[MATERIAL TO PROCESS — start]

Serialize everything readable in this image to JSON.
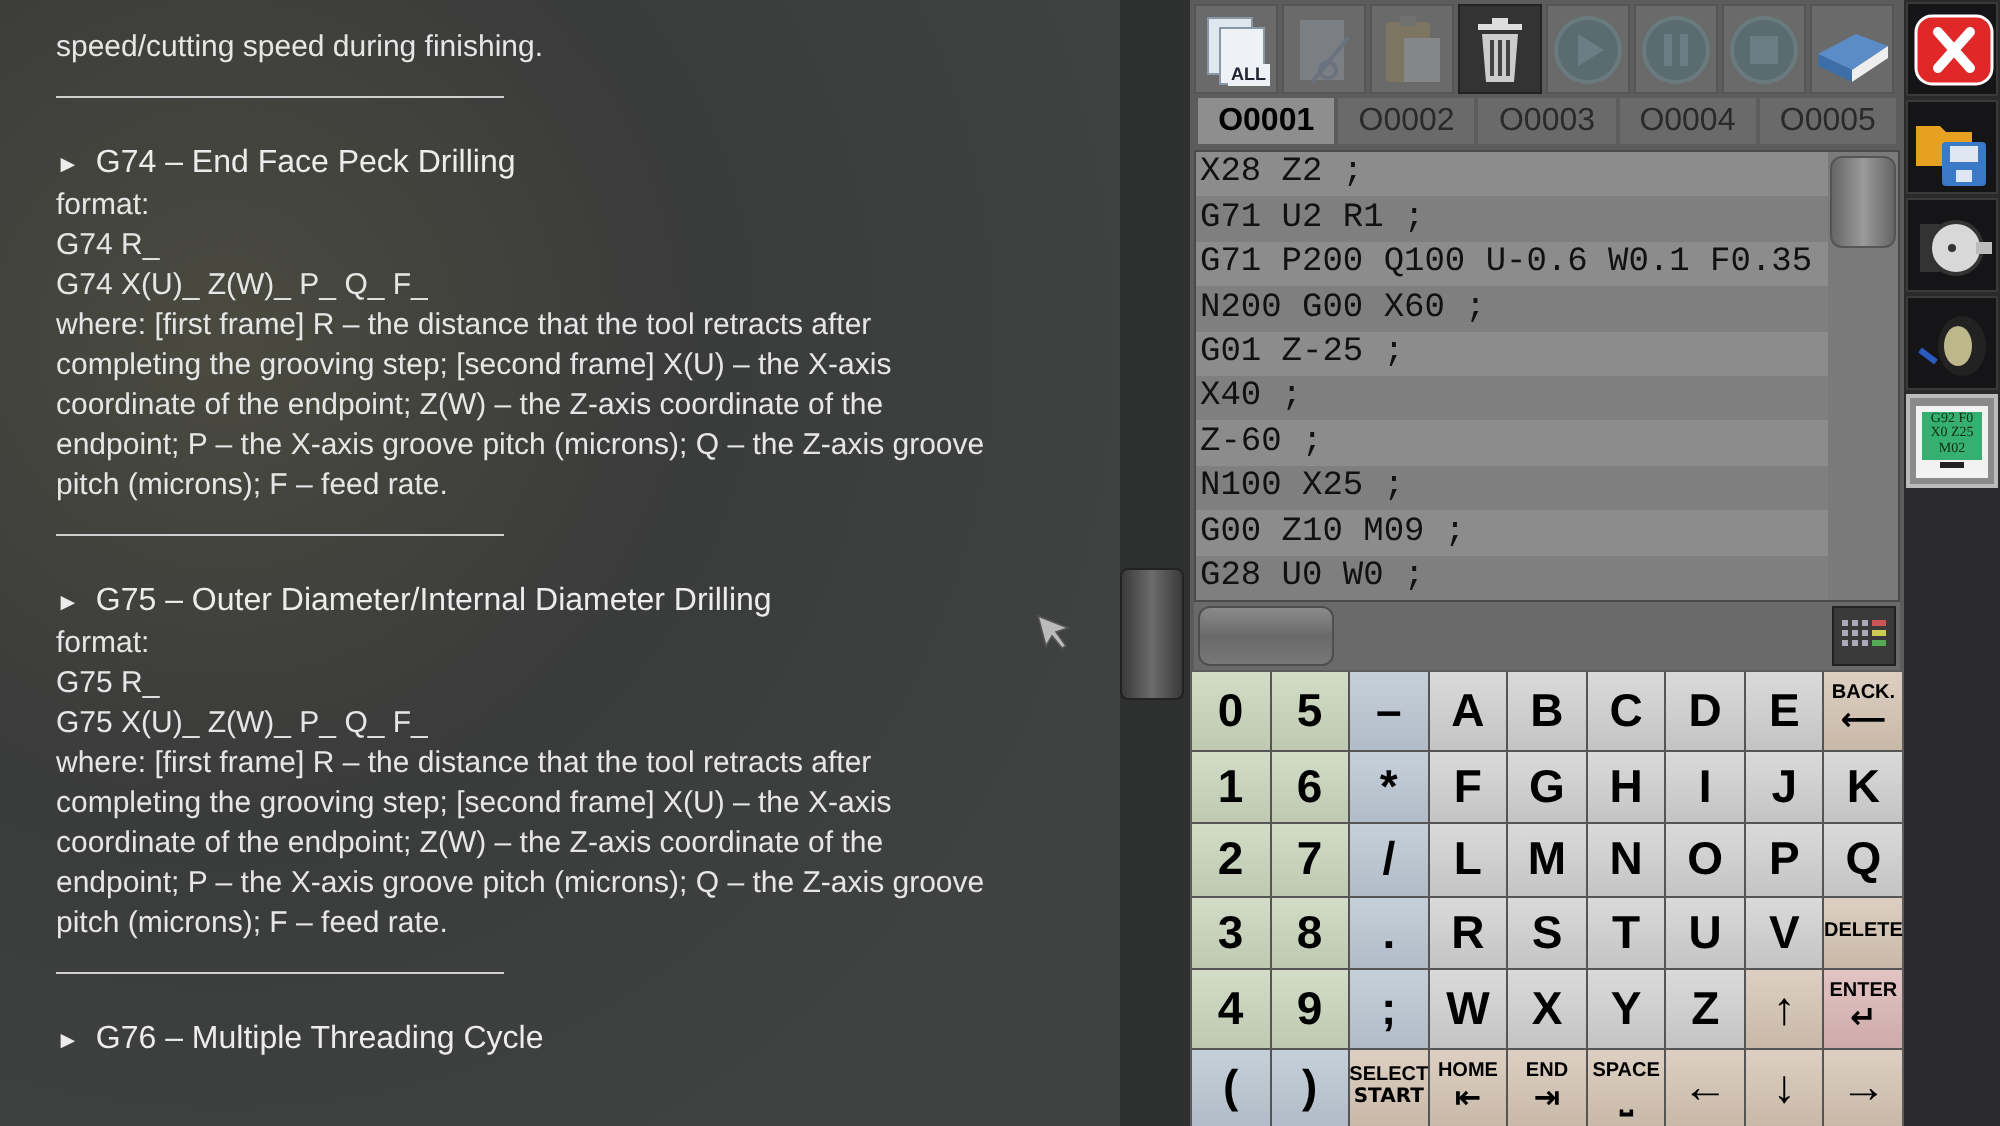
{
  "help_text": {
    "lead_tail": "speed/cutting speed during finishing.",
    "sections": [
      {
        "marker": "►",
        "title": "G74 – End Face Peck Drilling",
        "lines": [
          "format:",
          "G74 R_",
          "G74 X(U)_ Z(W)_ P_ Q_ F_"
        ],
        "description": "where: [first frame] R – the distance that the tool retracts after completing the grooving step; [second frame] X(U) – the X-axis coordinate of the endpoint; Z(W) – the Z-axis coordinate of the endpoint; P – the X-axis groove pitch (microns); Q – the Z-axis groove pitch (microns); F – feed rate."
      },
      {
        "marker": "►",
        "title": "G75 – Outer Diameter/Internal Diameter Drilling",
        "lines": [
          "format:",
          "G75 R_",
          "G75 X(U)_ Z(W)_ P_ Q_ F_"
        ],
        "description": "where: [first frame] R – the distance that the tool retracts after completing the grooving step; [second frame] X(U) – the X-axis coordinate of the endpoint; Z(W) – the Z-axis coordinate of the endpoint; P – the X-axis groove pitch (microns); Q – the Z-axis groove pitch (microns); F – feed rate."
      },
      {
        "marker": "►",
        "title": "G76 – Multiple Threading Cycle"
      }
    ]
  },
  "toolbar": [
    {
      "kind": "select-all",
      "label": "ALL",
      "disabled": false,
      "pressed": false
    },
    {
      "kind": "cut",
      "disabled": true,
      "pressed": false
    },
    {
      "kind": "paste",
      "disabled": true,
      "pressed": false
    },
    {
      "kind": "delete",
      "disabled": false,
      "pressed": true
    },
    {
      "kind": "play",
      "disabled": true,
      "pressed": false
    },
    {
      "kind": "pause",
      "disabled": true,
      "pressed": false
    },
    {
      "kind": "stop",
      "disabled": true,
      "pressed": false
    },
    {
      "kind": "help",
      "disabled": false,
      "pressed": false
    }
  ],
  "program_tabs": [
    {
      "label": "O0001",
      "selected": true
    },
    {
      "label": "O0002",
      "selected": false
    },
    {
      "label": "O0003",
      "selected": false
    },
    {
      "label": "O0004",
      "selected": false
    },
    {
      "label": "O0005",
      "selected": false
    }
  ],
  "editor_lines": [
    "X28 Z2 ;",
    "G71 U2 R1 ;",
    "G71 P200 Q100 U-0.6 W0.1 F0.35",
    "N200 G00 X60 ;",
    "G01 Z-25 ;",
    "X40 ;",
    "Z-60 ;",
    "N100 X25 ;",
    "G00 Z10 M09 ;",
    "G28 U0 W0 ;"
  ],
  "keyboard": [
    [
      {
        "label": "0",
        "kind": "digit"
      },
      {
        "label": "5",
        "kind": "digit"
      },
      {
        "label": "–",
        "kind": "symbol"
      },
      {
        "label": "A",
        "kind": "letter"
      },
      {
        "label": "B",
        "kind": "letter"
      },
      {
        "label": "C",
        "kind": "letter"
      },
      {
        "label": "D",
        "kind": "letter"
      },
      {
        "label": "E",
        "kind": "letter"
      },
      {
        "label": "BACK.",
        "sub": "⟵",
        "kind": "control"
      }
    ],
    [
      {
        "label": "1",
        "kind": "digit"
      },
      {
        "label": "6",
        "kind": "digit"
      },
      {
        "label": "*",
        "kind": "symbol"
      },
      {
        "label": "F",
        "kind": "letter"
      },
      {
        "label": "G",
        "kind": "letter"
      },
      {
        "label": "H",
        "kind": "letter"
      },
      {
        "label": "I",
        "kind": "letter"
      },
      {
        "label": "J",
        "kind": "letter"
      },
      {
        "label": "K",
        "kind": "letter"
      }
    ],
    [
      {
        "label": "2",
        "kind": "digit"
      },
      {
        "label": "7",
        "kind": "digit"
      },
      {
        "label": "/",
        "kind": "symbol"
      },
      {
        "label": "L",
        "kind": "letter"
      },
      {
        "label": "M",
        "kind": "letter"
      },
      {
        "label": "N",
        "kind": "letter"
      },
      {
        "label": "O",
        "kind": "letter"
      },
      {
        "label": "P",
        "kind": "letter"
      },
      {
        "label": "Q",
        "kind": "letter"
      }
    ],
    [
      {
        "label": "3",
        "kind": "digit"
      },
      {
        "label": "8",
        "kind": "digit"
      },
      {
        "label": ".",
        "kind": "symbol"
      },
      {
        "label": "R",
        "kind": "letter"
      },
      {
        "label": "S",
        "kind": "letter"
      },
      {
        "label": "T",
        "kind": "letter"
      },
      {
        "label": "U",
        "kind": "letter"
      },
      {
        "label": "V",
        "kind": "letter"
      },
      {
        "label": "DELETE",
        "kind": "control"
      }
    ],
    [
      {
        "label": "4",
        "kind": "digit"
      },
      {
        "label": "9",
        "kind": "digit"
      },
      {
        "label": ";",
        "kind": "symbol"
      },
      {
        "label": "W",
        "kind": "letter"
      },
      {
        "label": "X",
        "kind": "letter"
      },
      {
        "label": "Y",
        "kind": "letter"
      },
      {
        "label": "Z",
        "kind": "letter"
      },
      {
        "label": "↑",
        "kind": "control"
      },
      {
        "label": "ENTER",
        "sub": "↵",
        "kind": "enter"
      }
    ],
    [
      {
        "label": "(",
        "kind": "symbol"
      },
      {
        "label": ")",
        "kind": "symbol"
      },
      {
        "label": "SELECT",
        "sub": "START",
        "kind": "control"
      },
      {
        "label": "HOME",
        "sub": "⇤",
        "kind": "control"
      },
      {
        "label": "END",
        "sub": "⇥",
        "kind": "control"
      },
      {
        "label": "SPACE",
        "sub": "⎵",
        "kind": "control"
      },
      {
        "label": "←",
        "kind": "control"
      },
      {
        "label": "↓",
        "kind": "control"
      },
      {
        "label": "→",
        "kind": "control"
      }
    ]
  ],
  "side_tools": [
    {
      "kind": "close",
      "selected": false
    },
    {
      "kind": "file",
      "selected": false
    },
    {
      "kind": "chuck",
      "selected": false
    },
    {
      "kind": "turret",
      "selected": false
    },
    {
      "kind": "program-screen",
      "selected": true,
      "screen_lines": [
        "G92 F0",
        "X0 Z25",
        "M02"
      ]
    }
  ]
}
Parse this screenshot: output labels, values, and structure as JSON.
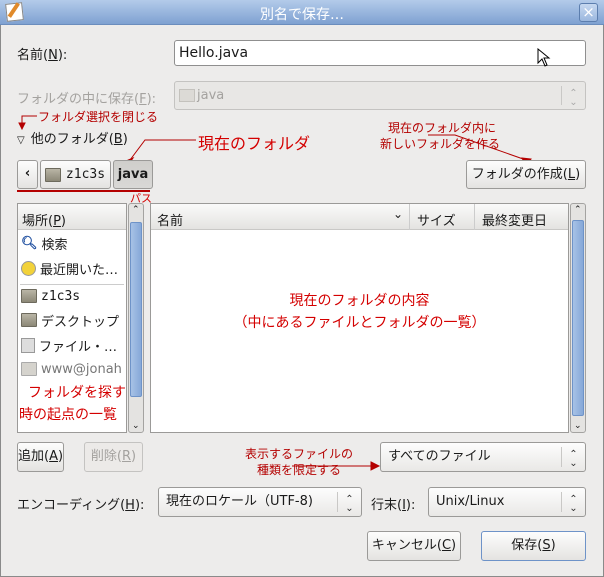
{
  "window": {
    "title": "別名で保存…",
    "close_icon": "×"
  },
  "name": {
    "label": "名前(",
    "mnemonic": "N",
    "label_end": "):",
    "value": "Hello.java"
  },
  "save_in": {
    "label": "フォルダの中に保存(",
    "mnemonic": "F",
    "label_end": "):",
    "value": "java"
  },
  "expander": {
    "label": "他のフォルダ(",
    "mnemonic": "B",
    "label_end": ")"
  },
  "pathbar": {
    "back": "‹",
    "items": [
      {
        "label": "z1c3s"
      },
      {
        "label": "java"
      }
    ]
  },
  "create_folder": {
    "label": "フォルダの作成(",
    "mnemonic": "L",
    "label_end": ")"
  },
  "places": {
    "header": "場所(",
    "mnemonic": "P",
    "header_end": ")",
    "items": [
      {
        "label": "検索",
        "icon": "search-icon"
      },
      {
        "label": "最近開いた…",
        "icon": "recent-icon"
      },
      {
        "label": "z1c3s",
        "icon": "home-folder-icon"
      },
      {
        "label": "デスクトップ",
        "icon": "desktop-folder-icon"
      },
      {
        "label": "ファイル・…",
        "icon": "filesystem-icon"
      },
      {
        "label": "www@jonah",
        "icon": "network-folder-icon"
      }
    ]
  },
  "files": {
    "columns": [
      "名前",
      "サイズ",
      "最終変更日"
    ]
  },
  "buttons": {
    "add": "追加(",
    "add_m": "A",
    "remove": "削除(",
    "remove_m": "R",
    "close": ")",
    "cancel": "キャンセル(",
    "cancel_m": "C",
    "save": "保存(",
    "save_m": "S"
  },
  "filter": {
    "value": "すべてのファイル"
  },
  "encoding": {
    "label": "エンコーディング(",
    "mnemonic": "H",
    "label_end": "):",
    "value": "現在のロケール（UTF-8)"
  },
  "line_end": {
    "label": "行末(",
    "mnemonic": "I",
    "label_end": "):",
    "value": "Unix/Linux"
  },
  "annotations": {
    "close_selector": "フォルダ選択を閉じる",
    "current_folder": "現在のフォルダ",
    "new_folder_1": "現在のフォルダ内に",
    "new_folder_2": "新しいフォルダを作る",
    "path": "パス",
    "contents_1": "現在のフォルダの内容",
    "contents_2": "（中にあるファイルとフォルダの一覧）",
    "places_1": "フォルダを探す",
    "places_2": "時の起点の一覧",
    "filter_1": "表示するファイルの",
    "filter_2": "種類を限定する"
  },
  "colors": {
    "annotation": "#d40000",
    "titlebar": "#7fa1d1"
  }
}
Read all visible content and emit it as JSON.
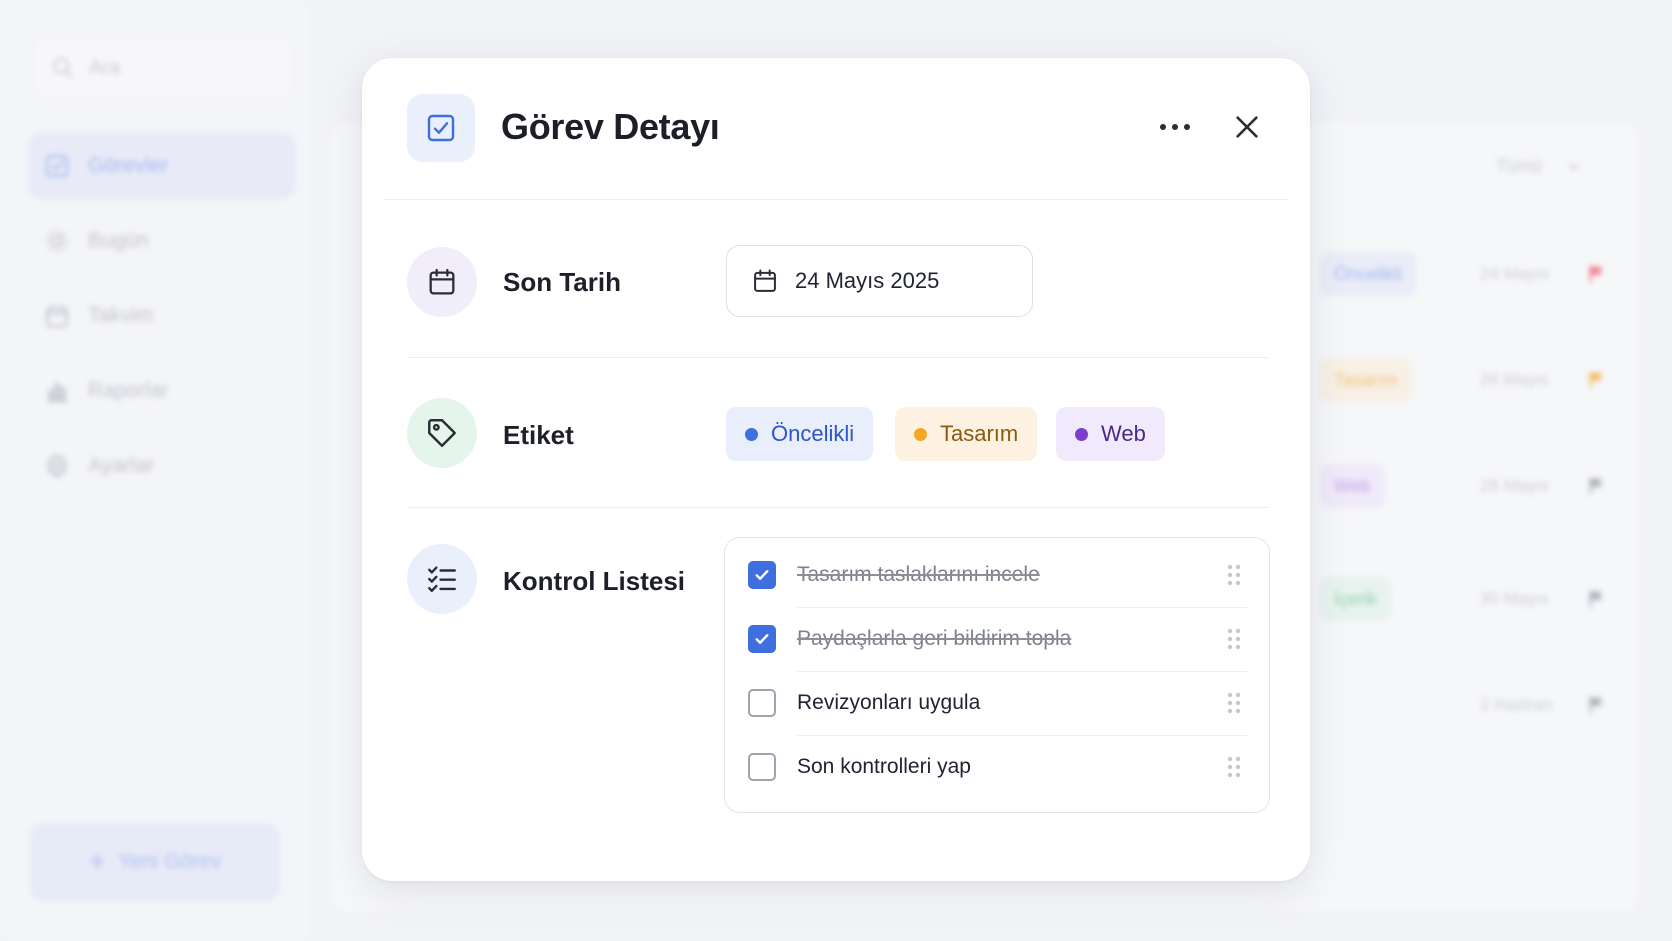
{
  "sidebar": {
    "search_placeholder": "Ara",
    "items": [
      {
        "label": "Görevler",
        "icon": "check-square-icon",
        "active": true
      },
      {
        "label": "Bugün",
        "icon": "sun-icon"
      },
      {
        "label": "Takvim",
        "icon": "calendar-icon"
      },
      {
        "label": "Raporlar",
        "icon": "bar-chart-icon"
      },
      {
        "label": "Ayarlar",
        "icon": "gear-icon"
      }
    ],
    "new_task_label": "Yeni Görev"
  },
  "task_list": {
    "filter_label": "Tümü",
    "rows": [
      {
        "tag": "Öncelikli",
        "tag_color": "#7f98e6",
        "date": "24 Mayıs",
        "flag_color": "#ef4b56"
      },
      {
        "tag": "Tasarım",
        "tag_color": "#f0ab3c",
        "date": "26 Mayıs",
        "flag_color": "#f5a623"
      },
      {
        "tag": "Web",
        "tag_color": "#a77be0",
        "date": "28 Mayıs",
        "flag_color": "#8e939d"
      },
      {
        "tag": "İçerik",
        "tag_color": "#5fc08a",
        "date": "30 Mayıs",
        "flag_color": "#8e939d"
      },
      {
        "tag": "",
        "tag_color": "",
        "date": "2 Haziran",
        "flag_color": "#8e939d"
      }
    ]
  },
  "modal": {
    "title": "Görev Detayı",
    "header_icon": "check-square-icon",
    "due_date": {
      "label": "Son Tarih",
      "value": "24 Mayıs 2025",
      "icon": "calendar-icon"
    },
    "tags": {
      "label": "Etiket",
      "icon": "tag-icon",
      "items": [
        {
          "label": "Öncelikli",
          "dot": "#3f6ee0",
          "bg": "#e8eefc",
          "text": "#2e55c6"
        },
        {
          "label": "Tasarım",
          "dot": "#f5a623",
          "bg": "#fdf2e1",
          "text": "#8a5a10"
        },
        {
          "label": "Web",
          "dot": "#7b3fd0",
          "bg": "#f1eafc",
          "text": "#4a2a86"
        }
      ]
    },
    "checklist": {
      "label": "Kontrol Listesi",
      "icon": "checklist-icon",
      "items": [
        {
          "text": "Tasarım taslaklarını incele",
          "done": true
        },
        {
          "text": "Paydaşlarla geri bildirim topla",
          "done": true
        },
        {
          "text": "Revizyonları uygula",
          "done": false
        },
        {
          "text": "Son kontrolleri yap",
          "done": false
        }
      ]
    }
  },
  "colors": {
    "accent": "#3f6ee0"
  }
}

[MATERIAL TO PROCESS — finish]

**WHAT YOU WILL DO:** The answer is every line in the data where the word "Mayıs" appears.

**WRITTEN ANSWER:**
        "date": "24 Mayıs",
        "date": "26 Mayıs",
        "date": "28 Mayıs",
        "date": "30 Mayıs",
      "value": "24 Mayıs 2025",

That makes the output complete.